--- Material shown ---
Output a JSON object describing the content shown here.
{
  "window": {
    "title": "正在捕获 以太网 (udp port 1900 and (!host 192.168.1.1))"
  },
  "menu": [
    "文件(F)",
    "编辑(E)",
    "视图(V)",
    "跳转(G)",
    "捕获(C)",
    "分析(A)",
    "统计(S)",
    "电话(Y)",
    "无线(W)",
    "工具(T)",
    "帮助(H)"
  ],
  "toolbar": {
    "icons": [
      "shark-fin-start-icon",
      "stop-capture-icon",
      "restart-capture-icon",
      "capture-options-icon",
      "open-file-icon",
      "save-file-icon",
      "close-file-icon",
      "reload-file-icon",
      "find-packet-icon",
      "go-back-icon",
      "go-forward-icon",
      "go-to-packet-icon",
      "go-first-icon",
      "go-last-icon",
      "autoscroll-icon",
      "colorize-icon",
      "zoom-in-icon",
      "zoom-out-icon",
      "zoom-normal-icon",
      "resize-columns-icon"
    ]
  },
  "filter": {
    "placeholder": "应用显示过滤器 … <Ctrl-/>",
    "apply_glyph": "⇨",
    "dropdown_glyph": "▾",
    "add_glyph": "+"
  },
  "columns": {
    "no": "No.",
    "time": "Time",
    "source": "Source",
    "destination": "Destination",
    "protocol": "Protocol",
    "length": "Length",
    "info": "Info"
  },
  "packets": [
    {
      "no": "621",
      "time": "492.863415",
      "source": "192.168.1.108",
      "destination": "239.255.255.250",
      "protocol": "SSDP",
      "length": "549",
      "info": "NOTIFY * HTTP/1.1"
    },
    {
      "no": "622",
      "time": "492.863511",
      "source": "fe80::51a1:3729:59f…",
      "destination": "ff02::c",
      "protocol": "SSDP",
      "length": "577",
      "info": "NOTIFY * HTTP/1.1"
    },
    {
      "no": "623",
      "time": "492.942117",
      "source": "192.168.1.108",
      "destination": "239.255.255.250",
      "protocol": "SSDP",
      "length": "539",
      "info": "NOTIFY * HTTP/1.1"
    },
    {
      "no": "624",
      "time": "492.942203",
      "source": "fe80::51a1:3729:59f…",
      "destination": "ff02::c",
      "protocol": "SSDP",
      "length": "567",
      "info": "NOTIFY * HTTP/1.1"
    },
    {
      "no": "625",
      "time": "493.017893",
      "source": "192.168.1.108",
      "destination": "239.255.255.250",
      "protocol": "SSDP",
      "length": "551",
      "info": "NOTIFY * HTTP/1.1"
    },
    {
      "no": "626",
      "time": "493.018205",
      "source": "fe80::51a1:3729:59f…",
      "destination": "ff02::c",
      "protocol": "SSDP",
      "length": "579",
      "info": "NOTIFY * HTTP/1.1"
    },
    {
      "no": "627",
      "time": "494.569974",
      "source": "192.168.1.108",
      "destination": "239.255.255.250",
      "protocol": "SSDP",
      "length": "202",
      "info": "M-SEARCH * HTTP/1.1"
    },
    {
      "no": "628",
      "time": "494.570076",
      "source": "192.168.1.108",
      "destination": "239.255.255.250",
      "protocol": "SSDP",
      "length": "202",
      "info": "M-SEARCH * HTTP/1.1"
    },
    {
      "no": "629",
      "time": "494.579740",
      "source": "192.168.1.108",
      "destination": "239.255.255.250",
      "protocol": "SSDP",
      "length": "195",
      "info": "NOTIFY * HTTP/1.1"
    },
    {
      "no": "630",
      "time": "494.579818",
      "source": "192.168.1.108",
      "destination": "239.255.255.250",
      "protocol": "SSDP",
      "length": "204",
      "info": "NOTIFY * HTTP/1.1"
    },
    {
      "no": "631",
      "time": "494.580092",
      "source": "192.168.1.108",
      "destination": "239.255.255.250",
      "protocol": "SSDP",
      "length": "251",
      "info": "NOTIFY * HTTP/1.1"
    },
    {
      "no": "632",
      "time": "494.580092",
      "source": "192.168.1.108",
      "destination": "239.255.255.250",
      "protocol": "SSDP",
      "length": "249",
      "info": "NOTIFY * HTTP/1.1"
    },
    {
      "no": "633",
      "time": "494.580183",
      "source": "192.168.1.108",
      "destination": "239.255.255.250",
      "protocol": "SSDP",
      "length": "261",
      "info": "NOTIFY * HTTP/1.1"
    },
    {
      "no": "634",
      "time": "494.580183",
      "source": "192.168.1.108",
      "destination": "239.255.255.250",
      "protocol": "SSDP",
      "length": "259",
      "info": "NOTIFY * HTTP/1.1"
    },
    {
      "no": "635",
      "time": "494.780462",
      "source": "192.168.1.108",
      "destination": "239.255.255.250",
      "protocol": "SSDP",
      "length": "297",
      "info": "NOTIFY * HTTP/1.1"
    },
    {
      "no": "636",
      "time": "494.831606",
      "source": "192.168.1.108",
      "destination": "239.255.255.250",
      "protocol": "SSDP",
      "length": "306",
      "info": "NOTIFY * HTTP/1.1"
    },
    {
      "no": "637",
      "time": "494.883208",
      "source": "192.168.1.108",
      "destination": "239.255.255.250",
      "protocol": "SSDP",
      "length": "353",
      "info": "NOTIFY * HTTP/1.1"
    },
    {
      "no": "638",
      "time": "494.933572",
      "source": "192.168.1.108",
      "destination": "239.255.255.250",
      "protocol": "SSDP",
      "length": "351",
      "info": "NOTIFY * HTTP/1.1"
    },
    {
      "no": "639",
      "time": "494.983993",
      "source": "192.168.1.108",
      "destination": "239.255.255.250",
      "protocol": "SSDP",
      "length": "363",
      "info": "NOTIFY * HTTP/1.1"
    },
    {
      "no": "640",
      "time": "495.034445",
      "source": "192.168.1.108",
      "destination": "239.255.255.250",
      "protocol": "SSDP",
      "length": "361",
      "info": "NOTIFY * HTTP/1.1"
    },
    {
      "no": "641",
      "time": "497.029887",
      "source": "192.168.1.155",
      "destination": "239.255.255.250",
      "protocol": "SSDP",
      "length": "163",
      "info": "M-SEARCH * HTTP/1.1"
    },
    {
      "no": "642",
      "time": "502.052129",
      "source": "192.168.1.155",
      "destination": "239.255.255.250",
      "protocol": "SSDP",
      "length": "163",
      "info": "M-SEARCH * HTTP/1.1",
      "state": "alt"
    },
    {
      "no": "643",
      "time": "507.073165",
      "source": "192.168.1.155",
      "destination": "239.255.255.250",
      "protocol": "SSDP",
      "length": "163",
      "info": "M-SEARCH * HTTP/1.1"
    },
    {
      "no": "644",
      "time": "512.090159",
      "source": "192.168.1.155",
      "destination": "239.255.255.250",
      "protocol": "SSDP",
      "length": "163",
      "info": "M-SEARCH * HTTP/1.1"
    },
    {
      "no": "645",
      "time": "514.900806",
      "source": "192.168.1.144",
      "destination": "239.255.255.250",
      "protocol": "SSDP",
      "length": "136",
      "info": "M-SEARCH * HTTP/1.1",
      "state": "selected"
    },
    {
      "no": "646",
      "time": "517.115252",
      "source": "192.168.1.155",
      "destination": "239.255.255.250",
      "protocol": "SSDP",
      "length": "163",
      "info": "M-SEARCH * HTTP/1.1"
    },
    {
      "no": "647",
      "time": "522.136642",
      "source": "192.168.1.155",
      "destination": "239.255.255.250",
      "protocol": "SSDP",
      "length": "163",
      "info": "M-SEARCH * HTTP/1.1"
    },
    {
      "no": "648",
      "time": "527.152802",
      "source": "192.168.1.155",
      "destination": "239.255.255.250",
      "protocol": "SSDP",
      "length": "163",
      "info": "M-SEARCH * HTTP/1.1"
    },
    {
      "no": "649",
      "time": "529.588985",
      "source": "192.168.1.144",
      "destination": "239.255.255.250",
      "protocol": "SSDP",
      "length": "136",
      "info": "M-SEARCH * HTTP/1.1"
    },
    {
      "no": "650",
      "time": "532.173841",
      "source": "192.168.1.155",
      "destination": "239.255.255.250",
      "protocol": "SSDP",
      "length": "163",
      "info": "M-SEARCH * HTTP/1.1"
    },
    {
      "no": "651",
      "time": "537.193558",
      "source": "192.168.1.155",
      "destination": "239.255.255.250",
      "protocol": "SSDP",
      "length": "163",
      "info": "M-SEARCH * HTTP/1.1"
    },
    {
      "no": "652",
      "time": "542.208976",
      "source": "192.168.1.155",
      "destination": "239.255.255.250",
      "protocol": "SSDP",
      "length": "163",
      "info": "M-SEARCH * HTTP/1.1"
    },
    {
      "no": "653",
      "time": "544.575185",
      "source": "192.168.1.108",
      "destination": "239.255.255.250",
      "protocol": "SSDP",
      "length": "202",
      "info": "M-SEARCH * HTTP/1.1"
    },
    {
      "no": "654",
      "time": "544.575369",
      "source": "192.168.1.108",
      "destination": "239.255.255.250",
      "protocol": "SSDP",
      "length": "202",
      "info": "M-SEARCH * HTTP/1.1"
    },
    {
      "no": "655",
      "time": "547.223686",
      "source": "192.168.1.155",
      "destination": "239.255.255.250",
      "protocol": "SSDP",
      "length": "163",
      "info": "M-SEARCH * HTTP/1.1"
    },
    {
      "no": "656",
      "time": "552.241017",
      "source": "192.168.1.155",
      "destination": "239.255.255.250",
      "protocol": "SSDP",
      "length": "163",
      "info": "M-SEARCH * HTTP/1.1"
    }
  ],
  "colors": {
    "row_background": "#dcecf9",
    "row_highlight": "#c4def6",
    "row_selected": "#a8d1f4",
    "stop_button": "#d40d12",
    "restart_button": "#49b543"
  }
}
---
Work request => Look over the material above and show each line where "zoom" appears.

Solved problem =>
      "zoom-in-icon",
      "zoom-out-icon",
      "zoom-normal-icon",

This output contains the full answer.